Task description >> From the entries below, pull out each line where "JSON" appears.

Saved data entries:
----------

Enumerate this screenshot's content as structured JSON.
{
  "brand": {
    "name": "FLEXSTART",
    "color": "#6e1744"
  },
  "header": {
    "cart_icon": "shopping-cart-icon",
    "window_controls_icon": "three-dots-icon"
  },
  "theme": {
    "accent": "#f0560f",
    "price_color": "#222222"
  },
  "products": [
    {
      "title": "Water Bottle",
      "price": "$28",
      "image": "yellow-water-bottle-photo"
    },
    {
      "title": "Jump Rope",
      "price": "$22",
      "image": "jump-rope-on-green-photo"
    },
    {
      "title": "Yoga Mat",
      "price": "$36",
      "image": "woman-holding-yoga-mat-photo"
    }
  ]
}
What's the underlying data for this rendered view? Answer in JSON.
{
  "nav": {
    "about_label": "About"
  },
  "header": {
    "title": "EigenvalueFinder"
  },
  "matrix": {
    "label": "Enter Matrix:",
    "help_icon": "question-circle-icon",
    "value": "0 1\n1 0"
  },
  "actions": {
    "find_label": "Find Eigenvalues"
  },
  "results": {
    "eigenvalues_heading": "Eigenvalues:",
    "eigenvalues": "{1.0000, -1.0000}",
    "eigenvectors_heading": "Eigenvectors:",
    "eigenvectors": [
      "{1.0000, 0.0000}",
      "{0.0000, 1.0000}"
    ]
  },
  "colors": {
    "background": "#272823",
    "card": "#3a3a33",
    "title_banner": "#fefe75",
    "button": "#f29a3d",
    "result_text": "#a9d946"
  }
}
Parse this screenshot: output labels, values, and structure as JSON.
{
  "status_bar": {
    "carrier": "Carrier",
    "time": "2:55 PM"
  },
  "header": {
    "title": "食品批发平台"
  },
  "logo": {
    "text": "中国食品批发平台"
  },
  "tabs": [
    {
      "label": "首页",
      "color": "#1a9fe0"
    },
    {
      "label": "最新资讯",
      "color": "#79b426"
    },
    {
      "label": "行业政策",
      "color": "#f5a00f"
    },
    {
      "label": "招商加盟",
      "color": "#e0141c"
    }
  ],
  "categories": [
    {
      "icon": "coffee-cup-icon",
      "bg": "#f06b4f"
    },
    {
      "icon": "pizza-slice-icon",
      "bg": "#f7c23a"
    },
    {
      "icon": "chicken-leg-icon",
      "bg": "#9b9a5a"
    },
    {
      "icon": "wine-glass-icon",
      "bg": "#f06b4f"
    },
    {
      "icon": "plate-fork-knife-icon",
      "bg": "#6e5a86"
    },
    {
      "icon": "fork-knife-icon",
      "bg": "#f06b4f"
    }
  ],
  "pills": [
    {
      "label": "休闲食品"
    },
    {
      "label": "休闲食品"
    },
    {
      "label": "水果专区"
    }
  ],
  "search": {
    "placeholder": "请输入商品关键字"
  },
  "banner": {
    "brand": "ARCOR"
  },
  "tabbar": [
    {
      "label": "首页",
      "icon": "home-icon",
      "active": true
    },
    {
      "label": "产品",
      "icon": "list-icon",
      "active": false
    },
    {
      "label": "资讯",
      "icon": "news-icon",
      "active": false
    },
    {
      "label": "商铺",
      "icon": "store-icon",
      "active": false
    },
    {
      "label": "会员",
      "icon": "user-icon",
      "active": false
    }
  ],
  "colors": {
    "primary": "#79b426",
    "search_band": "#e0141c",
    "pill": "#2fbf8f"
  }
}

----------

Result of the exercise >>
Enumerate this screenshot's content as structured JSON.
What's the underlying data for this rendered view? Answer in JSON.
Parse this screenshot: output labels, values, and structure as JSON.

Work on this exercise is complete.